((
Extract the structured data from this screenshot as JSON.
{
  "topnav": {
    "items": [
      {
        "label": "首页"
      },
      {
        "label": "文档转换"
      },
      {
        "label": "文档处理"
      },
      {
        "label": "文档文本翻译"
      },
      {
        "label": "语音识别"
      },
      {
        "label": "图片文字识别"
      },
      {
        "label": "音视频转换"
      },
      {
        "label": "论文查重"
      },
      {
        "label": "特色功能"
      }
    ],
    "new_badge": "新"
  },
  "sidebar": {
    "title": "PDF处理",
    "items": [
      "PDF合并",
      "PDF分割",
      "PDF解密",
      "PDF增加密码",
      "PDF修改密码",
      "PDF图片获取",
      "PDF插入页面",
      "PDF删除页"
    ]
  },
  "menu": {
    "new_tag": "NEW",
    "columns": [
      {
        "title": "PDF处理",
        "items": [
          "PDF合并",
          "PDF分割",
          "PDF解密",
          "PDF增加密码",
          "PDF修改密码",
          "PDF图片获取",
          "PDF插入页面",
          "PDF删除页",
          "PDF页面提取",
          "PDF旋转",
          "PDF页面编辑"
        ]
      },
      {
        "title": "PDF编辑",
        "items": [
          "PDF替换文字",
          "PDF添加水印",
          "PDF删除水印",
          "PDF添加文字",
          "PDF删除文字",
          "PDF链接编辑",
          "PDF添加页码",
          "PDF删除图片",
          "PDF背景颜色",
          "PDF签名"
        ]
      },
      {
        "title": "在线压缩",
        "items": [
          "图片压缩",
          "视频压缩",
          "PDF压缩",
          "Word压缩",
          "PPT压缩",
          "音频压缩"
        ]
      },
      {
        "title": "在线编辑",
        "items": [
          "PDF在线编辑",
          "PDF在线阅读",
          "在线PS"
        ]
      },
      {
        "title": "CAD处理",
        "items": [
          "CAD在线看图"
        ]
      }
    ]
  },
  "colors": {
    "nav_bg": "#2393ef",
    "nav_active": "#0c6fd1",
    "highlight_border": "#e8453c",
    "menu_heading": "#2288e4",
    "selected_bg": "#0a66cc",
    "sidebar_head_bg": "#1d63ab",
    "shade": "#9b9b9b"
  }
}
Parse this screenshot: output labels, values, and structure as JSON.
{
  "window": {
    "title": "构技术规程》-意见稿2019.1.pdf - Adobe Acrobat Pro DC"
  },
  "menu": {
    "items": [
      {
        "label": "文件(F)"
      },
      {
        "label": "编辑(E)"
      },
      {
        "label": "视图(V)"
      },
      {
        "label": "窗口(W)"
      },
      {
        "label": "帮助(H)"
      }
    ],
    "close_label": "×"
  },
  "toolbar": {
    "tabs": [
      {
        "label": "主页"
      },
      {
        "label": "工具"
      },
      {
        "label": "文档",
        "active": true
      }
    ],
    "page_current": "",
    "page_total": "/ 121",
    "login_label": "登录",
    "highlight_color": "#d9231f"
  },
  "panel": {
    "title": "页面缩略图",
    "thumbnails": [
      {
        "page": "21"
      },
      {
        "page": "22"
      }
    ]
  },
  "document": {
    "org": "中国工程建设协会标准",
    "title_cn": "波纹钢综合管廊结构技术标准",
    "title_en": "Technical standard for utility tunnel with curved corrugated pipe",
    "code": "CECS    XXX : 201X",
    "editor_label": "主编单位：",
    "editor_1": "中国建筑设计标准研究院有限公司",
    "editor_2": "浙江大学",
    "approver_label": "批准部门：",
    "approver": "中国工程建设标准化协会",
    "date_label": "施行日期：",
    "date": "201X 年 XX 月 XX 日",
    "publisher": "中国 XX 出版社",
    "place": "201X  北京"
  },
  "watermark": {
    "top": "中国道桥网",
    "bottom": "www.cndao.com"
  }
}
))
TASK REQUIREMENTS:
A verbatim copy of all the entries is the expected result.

ANSWER SECTION:
Extract the structured data from this screenshot as JSON.
{
  "topnav": {
    "items": [
      {
        "label": "首页"
      },
      {
        "label": "文档转换"
      },
      {
        "label": "文档处理"
      },
      {
        "label": "文档文本翻译"
      },
      {
        "label": "语音识别"
      },
      {
        "label": "图片文字识别"
      },
      {
        "label": "音视频转换"
      },
      {
        "label": "论文查重"
      },
      {
        "label": "特色功能"
      }
    ],
    "new_badge": "新"
  },
  "sidebar": {
    "title": "PDF处理",
    "items": [
      "PDF合并",
      "PDF分割",
      "PDF解密",
      "PDF增加密码",
      "PDF修改密码",
      "PDF图片获取",
      "PDF插入页面",
      "PDF删除页"
    ]
  },
  "menu": {
    "new_tag": "NEW",
    "columns": [
      {
        "title": "PDF处理",
        "items": [
          "PDF合并",
          "PDF分割",
          "PDF解密",
          "PDF增加密码",
          "PDF修改密码",
          "PDF图片获取",
          "PDF插入页面",
          "PDF删除页",
          "PDF页面提取",
          "PDF旋转",
          "PDF页面编辑"
        ]
      },
      {
        "title": "PDF编辑",
        "items": [
          "PDF替换文字",
          "PDF添加水印",
          "PDF删除水印",
          "PDF添加文字",
          "PDF删除文字",
          "PDF链接编辑",
          "PDF添加页码",
          "PDF删除图片",
          "PDF背景颜色",
          "PDF签名"
        ]
      },
      {
        "title": "在线压缩",
        "items": [
          "图片压缩",
          "视频压缩",
          "PDF压缩",
          "Word压缩",
          "PPT压缩",
          "音频压缩"
        ]
      },
      {
        "title": "在线编辑",
        "items": [
          "PDF在线编辑",
          "PDF在线阅读",
          "在线PS"
        ]
      },
      {
        "title": "CAD处理",
        "items": [
          "CAD在线看图"
        ]
      }
    ]
  },
  "colors": {
    "nav_bg": "#2393ef",
    "nav_active": "#0c6fd1",
    "highlight_border": "#e8453c",
    "menu_heading": "#2288e4",
    "selected_bg": "#0a66cc",
    "sidebar_head_bg": "#1d63ab",
    "shade": "#9b9b9b"
  }
}
Parse this screenshot: output labels, values, and structure as JSON.
{
  "window": {
    "title": "构技术规程》-意见稿2019.1.pdf - Adobe Acrobat Pro DC"
  },
  "menu": {
    "items": [
      {
        "label": "文件(F)"
      },
      {
        "label": "编辑(E)"
      },
      {
        "label": "视图(V)"
      },
      {
        "label": "窗口(W)"
      },
      {
        "label": "帮助(H)"
      }
    ],
    "close_label": "×"
  },
  "toolbar": {
    "tabs": [
      {
        "label": "主页"
      },
      {
        "label": "工具"
      },
      {
        "label": "文档",
        "active": true
      }
    ],
    "page_current": "",
    "page_total": "/ 121",
    "login_label": "登录",
    "highlight_color": "#d9231f"
  },
  "panel": {
    "title": "页面缩略图",
    "thumbnails": [
      {
        "page": "21"
      },
      {
        "page": "22"
      }
    ]
  },
  "document": {
    "org": "中国工程建设协会标准",
    "title_cn": "波纹钢综合管廊结构技术标准",
    "title_en": "Technical standard for utility tunnel with curved corrugated pipe",
    "code": "CECS    XXX : 201X",
    "editor_label": "主编单位：",
    "editor_1": "中国建筑设计标准研究院有限公司",
    "editor_2": "浙江大学",
    "approver_label": "批准部门：",
    "approver": "中国工程建设标准化协会",
    "date_label": "施行日期：",
    "date": "201X 年 XX 月 XX 日",
    "publisher": "中国 XX 出版社",
    "place": "201X  北京"
  },
  "watermark": {
    "top": "中国道桥网",
    "bottom": "www.cndao.com"
  }
}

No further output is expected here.